Sonoma Barrel Auction honors Bundschu, Sangiacomo

By Kathleen Hill

At last week’s Sonoma County Barrel Auction, led by Sonoma County Vintners director Jean Arnold Sessions of Sonoma, fifth generation Sonoma winemaker Jim Bundschu and Angelo Sangiacomo were recognized for their “lifelong contributions to winemaking and grape growing in our region.”

A little background: Jacob Bundschu bought 400 acres southeast of Sonoma in 1858 and named it Rhinefarm, for his Bavarian origins, which makes it the oldest continuously operating winery in California. In 1868, Bundschu and friends planted 60,000 vines and eventually made wine in their San Francisco factory at Second and Bryant streets.

The 1906 earthquake dealt Gundlach its first setback by destroying its San Francisco production facility, after which they moved family and what was left to the Sonoma property.

During Prohibition they couldn’t sell wine, so they let the vines go, replacing that crop with cattle under the leadership of Jim Bundschu’s parents, Mary and Towle Bundschu.

In 1969, Jim Bundschu started to replant the vineyard in the cow-fertilized soil, and then became president of the company in 1970, establishing it as a leader in sustainable winemaking. So many of us enjoyed Jim’s early vintages as the house wine at the Swiss Hotel.By

Jeff Bundschu took over as president in 2000.

Growing up on the family farm, Angelo Sangiacomo helped convert his family’s pear orchard into vineyard on prime land in the 1960s, now leading the family enterprise covering more than 1,600 acres.

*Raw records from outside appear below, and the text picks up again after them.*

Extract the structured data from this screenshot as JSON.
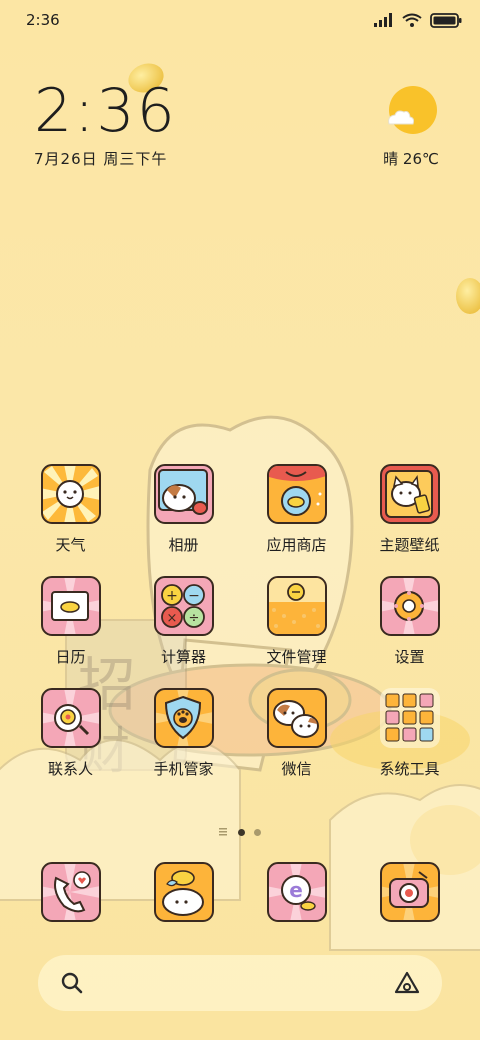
{
  "status_bar": {
    "time": "2:36",
    "icons": [
      "signal-icon",
      "wifi-icon",
      "battery-icon"
    ]
  },
  "clock_widget": {
    "time": "2:36",
    "date": "7月26日 周三下午"
  },
  "weather_widget": {
    "text": "晴 26℃",
    "icon": "sunny-cloud-icon"
  },
  "apps": [
    {
      "name": "weather",
      "label": "天气",
      "icon": "weather-app-icon"
    },
    {
      "name": "gallery",
      "label": "相册",
      "icon": "gallery-app-icon"
    },
    {
      "name": "app-store",
      "label": "应用商店",
      "icon": "app-store-icon"
    },
    {
      "name": "themes",
      "label": "主题壁纸",
      "icon": "themes-app-icon"
    },
    {
      "name": "calendar",
      "label": "日历",
      "icon": "calendar-app-icon"
    },
    {
      "name": "calculator",
      "label": "计算器",
      "icon": "calculator-app-icon"
    },
    {
      "name": "file-manager",
      "label": "文件管理",
      "icon": "file-manager-app-icon"
    },
    {
      "name": "settings",
      "label": "设置",
      "icon": "settings-app-icon"
    },
    {
      "name": "contacts",
      "label": "联系人",
      "icon": "contacts-app-icon"
    },
    {
      "name": "security",
      "label": "手机管家",
      "icon": "security-app-icon"
    },
    {
      "name": "wechat",
      "label": "微信",
      "icon": "wechat-app-icon"
    },
    {
      "name": "system-tools",
      "label": "系统工具",
      "icon": "system-tools-folder-icon"
    }
  ],
  "page_indicator": {
    "pages": 2,
    "current": 1
  },
  "dock": [
    {
      "name": "phone",
      "icon": "phone-app-icon"
    },
    {
      "name": "messages",
      "icon": "messages-app-icon"
    },
    {
      "name": "browser",
      "icon": "browser-app-icon"
    },
    {
      "name": "camera",
      "icon": "camera-app-icon"
    }
  ],
  "search_bar": {
    "left_icon": "search-icon",
    "right_icon": "assistant-icon"
  },
  "colors": {
    "wallpaper": "#FCE8A8",
    "icon_outline": "#3a2a20",
    "orange": "#FDB43A",
    "pink": "#F4A7B7",
    "red": "#E85A4F"
  }
}
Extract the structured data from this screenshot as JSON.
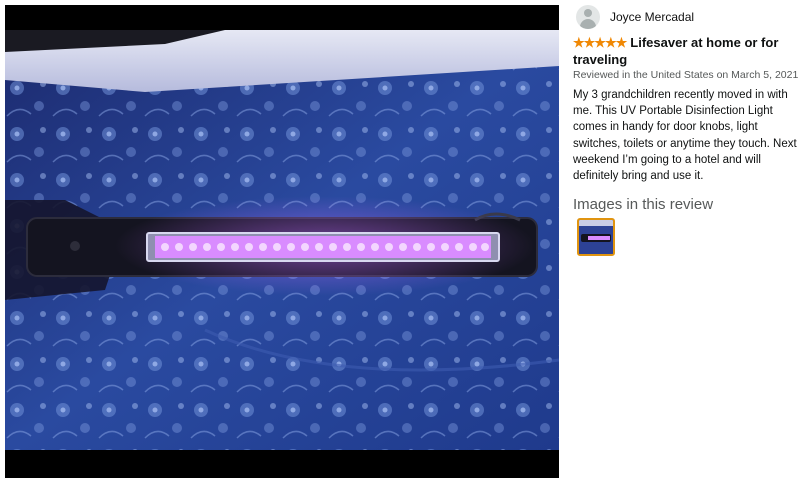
{
  "viewer": {
    "image_alt": "UV portable disinfection light wand shown lit with purple UV LEDs on a blue floral tablecloth"
  },
  "review": {
    "reviewer_name": "Joyce Mercadal",
    "rating": 5,
    "stars_display": "★★★★★",
    "title": "Lifesaver at home or for traveling",
    "meta": "Reviewed in the United States on March 5, 2021",
    "body": "My 3 grandchildren recently moved in with me. This UV Portable Disinfection Light comes in handy for door knobs, light switches, toilets or anytime they touch. Next weekend I’m going to a hotel and will definitely bring and use it.",
    "images_heading": "Images in this review"
  },
  "colors": {
    "star": "#f08804",
    "thumb_border": "#e09410",
    "uv_glow": "#c06cff"
  }
}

Ang’s father, Vittorio Sangiacomo, left Genoa, Italy for America in 1913, and started his first job at age 17 working at Bay Farm Island in Alameda County, followed by scavenger (garbage) jobs in San Francisco. Ready to get back to the land, he purchased 52 acres of fruit orchard in Sonoma Valley in 1927, now called Home Ranch. In 1928 Vittorio married Maria, also from Genoa.

Eventually grapes replaced pears and now Ang, Buck, Lorraine, and next generation Mike, Steve, and sister Mia’s husband, Mike Pucci, manage the enterprise, which produces some of the most valued and sustainably grown grapes in California.

Jim Pedroncelli of Pedroncelli Winery in Geyserville was also recognized.

Sangiacomos: Farm, family are core

Sangiacomos: Farm, Family Are Core


For Steve Sangiacomo and his siblings Michael and Mia, the notion of farm and family are as inseparable as grapes are from a good bottle of wine.

Started in Sonoma in 1927 by Vittorio and Maria Sangiacomo, the sprawling Sangiacomo Vineyards enterprise includes several vineyards in Sonoma Valley and elsewhere in the county. The Sangiacomos have been named by the Sonoma County Farm Bureau as this year’s Farm Family of the Year, the award to be presented this Thursday night at the Bureau’s “Love of the Land” dinner at Richard’s Grove and Saralee’s Vineyard in Windsor. Read full article.